- _Task prompt_: Repeat the material exactly, every line of it.

- _Recorded information_:
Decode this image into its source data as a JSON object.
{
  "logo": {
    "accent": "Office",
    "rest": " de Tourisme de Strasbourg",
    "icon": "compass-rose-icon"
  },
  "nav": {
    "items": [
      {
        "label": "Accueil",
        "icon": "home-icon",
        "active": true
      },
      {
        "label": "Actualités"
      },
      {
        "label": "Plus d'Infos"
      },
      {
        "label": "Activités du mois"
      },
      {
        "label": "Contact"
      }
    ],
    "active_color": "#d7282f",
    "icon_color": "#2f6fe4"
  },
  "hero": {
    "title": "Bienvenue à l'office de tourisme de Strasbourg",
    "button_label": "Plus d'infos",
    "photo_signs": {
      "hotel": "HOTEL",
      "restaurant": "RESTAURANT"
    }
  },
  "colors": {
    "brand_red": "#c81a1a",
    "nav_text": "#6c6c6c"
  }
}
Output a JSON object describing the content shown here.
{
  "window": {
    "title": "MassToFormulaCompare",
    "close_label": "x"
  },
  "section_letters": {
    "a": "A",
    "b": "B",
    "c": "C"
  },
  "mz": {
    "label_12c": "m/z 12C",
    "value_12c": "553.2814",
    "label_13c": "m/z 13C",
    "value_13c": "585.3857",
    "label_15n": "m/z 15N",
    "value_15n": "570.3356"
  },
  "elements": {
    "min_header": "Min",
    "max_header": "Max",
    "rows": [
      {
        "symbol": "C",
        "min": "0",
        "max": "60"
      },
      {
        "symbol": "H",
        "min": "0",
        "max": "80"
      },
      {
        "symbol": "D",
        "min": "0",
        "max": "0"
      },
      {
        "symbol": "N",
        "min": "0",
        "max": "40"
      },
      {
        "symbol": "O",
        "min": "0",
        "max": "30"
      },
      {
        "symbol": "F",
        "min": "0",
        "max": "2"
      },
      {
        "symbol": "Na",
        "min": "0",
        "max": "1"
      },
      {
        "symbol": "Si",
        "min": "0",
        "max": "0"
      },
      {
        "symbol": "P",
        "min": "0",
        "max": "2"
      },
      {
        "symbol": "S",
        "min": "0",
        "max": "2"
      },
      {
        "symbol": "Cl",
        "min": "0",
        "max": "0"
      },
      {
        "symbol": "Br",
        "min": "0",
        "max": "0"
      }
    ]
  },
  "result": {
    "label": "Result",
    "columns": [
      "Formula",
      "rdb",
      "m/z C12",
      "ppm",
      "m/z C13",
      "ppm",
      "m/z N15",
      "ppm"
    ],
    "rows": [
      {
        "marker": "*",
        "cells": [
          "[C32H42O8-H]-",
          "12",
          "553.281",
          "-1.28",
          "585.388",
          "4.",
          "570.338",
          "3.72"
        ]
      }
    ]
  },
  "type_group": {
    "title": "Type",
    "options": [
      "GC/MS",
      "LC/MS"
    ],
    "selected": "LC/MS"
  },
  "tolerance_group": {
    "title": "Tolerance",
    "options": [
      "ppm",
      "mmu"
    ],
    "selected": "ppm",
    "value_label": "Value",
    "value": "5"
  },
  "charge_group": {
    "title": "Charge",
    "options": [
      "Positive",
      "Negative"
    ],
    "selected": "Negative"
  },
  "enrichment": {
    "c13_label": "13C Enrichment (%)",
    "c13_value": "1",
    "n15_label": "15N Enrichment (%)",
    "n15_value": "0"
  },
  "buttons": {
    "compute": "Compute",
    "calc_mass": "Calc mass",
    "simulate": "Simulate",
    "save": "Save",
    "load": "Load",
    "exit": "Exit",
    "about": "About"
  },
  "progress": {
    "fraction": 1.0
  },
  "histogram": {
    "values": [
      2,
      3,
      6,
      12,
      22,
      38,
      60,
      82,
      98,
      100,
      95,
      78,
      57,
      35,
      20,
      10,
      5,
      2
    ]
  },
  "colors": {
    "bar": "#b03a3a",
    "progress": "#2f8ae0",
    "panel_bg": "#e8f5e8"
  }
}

- _Response below_:
Decode this image into its source data as a JSON object.
{
  "logo": {
    "accent": "Office",
    "rest": " de Tourisme de Strasbourg",
    "icon": "compass-rose-icon"
  },
  "nav": {
    "items": [
      {
        "label": "Accueil",
        "icon": "home-icon",
        "active": true
      },
      {
        "label": "Actualités"
      },
      {
        "label": "Plus d'Infos"
      },
      {
        "label": "Activités du mois"
      },
      {
        "label": "Contact"
      }
    ],
    "active_color": "#d7282f",
    "icon_color": "#2f6fe4"
  },
  "hero": {
    "title": "Bienvenue à l'office de tourisme de Strasbourg",
    "button_label": "Plus d'infos",
    "photo_signs": {
      "hotel": "HOTEL",
      "restaurant": "RESTAURANT"
    }
  },
  "colors": {
    "brand_red": "#c81a1a",
    "nav_text": "#6c6c6c"
  }
}
Output a JSON object describing the content shown here.
{
  "window": {
    "title": "MassToFormulaCompare",
    "close_label": "x"
  },
  "section_letters": {
    "a": "A",
    "b": "B",
    "c": "C"
  },
  "mz": {
    "label_12c": "m/z 12C",
    "value_12c": "553.2814",
    "label_13c": "m/z 13C",
    "value_13c": "585.3857",
    "label_15n": "m/z 15N",
    "value_15n": "570.3356"
  },
  "elements": {
    "min_header": "Min",
    "max_header": "Max",
    "rows": [
      {
        "symbol": "C",
        "min": "0",
        "max": "60"
      },
      {
        "symbol": "H",
        "min": "0",
        "max": "80"
      },
      {
        "symbol": "D",
        "min": "0",
        "max": "0"
      },
      {
        "symbol": "N",
        "min": "0",
        "max": "40"
      },
      {
        "symbol": "O",
        "min": "0",
        "max": "30"
      },
      {
        "symbol": "F",
        "min": "0",
        "max": "2"
      },
      {
        "symbol": "Na",
        "min": "0",
        "max": "1"
      },
      {
        "symbol": "Si",
        "min": "0",
        "max": "0"
      },
      {
        "symbol": "P",
        "min": "0",
        "max": "2"
      },
      {
        "symbol": "S",
        "min": "0",
        "max": "2"
      },
      {
        "symbol": "Cl",
        "min": "0",
        "max": "0"
      },
      {
        "symbol": "Br",
        "min": "0",
        "max": "0"
      }
    ]
  },
  "result": {
    "label": "Result",
    "columns": [
      "Formula",
      "rdb",
      "m/z C12",
      "ppm",
      "m/z C13",
      "ppm",
      "m/z N15",
      "ppm"
    ],
    "rows": [
      {
        "marker": "*",
        "cells": [
          "[C32H42O8-H]-",
          "12",
          "553.281",
          "-1.28",
          "585.388",
          "4.",
          "570.338",
          "3.72"
        ]
      }
    ]
  },
  "type_group": {
    "title": "Type",
    "options": [
      "GC/MS",
      "LC/MS"
    ],
    "selected": "LC/MS"
  },
  "tolerance_group": {
    "title": "Tolerance",
    "options": [
      "ppm",
      "mmu"
    ],
    "selected": "ppm",
    "value_label": "Value",
    "value": "5"
  },
  "charge_group": {
    "title": "Charge",
    "options": [
      "Positive",
      "Negative"
    ],
    "selected": "Negative"
  },
  "enrichment": {
    "c13_label": "13C Enrichment (%)",
    "c13_value": "1",
    "n15_label": "15N Enrichment (%)",
    "n15_value": "0"
  },
  "buttons": {
    "compute": "Compute",
    "calc_mass": "Calc mass",
    "simulate": "Simulate",
    "save": "Save",
    "load": "Load",
    "exit": "Exit",
    "about": "About"
  },
  "progress": {
    "fraction": 1.0
  },
  "histogram": {
    "values": [
      2,
      3,
      6,
      12,
      22,
      38,
      60,
      82,
      98,
      100,
      95,
      78,
      57,
      35,
      20,
      10,
      5,
      2
    ]
  },
  "colors": {
    "bar": "#b03a3a",
    "progress": "#2f8ae0",
    "panel_bg": "#e8f5e8"
  }
}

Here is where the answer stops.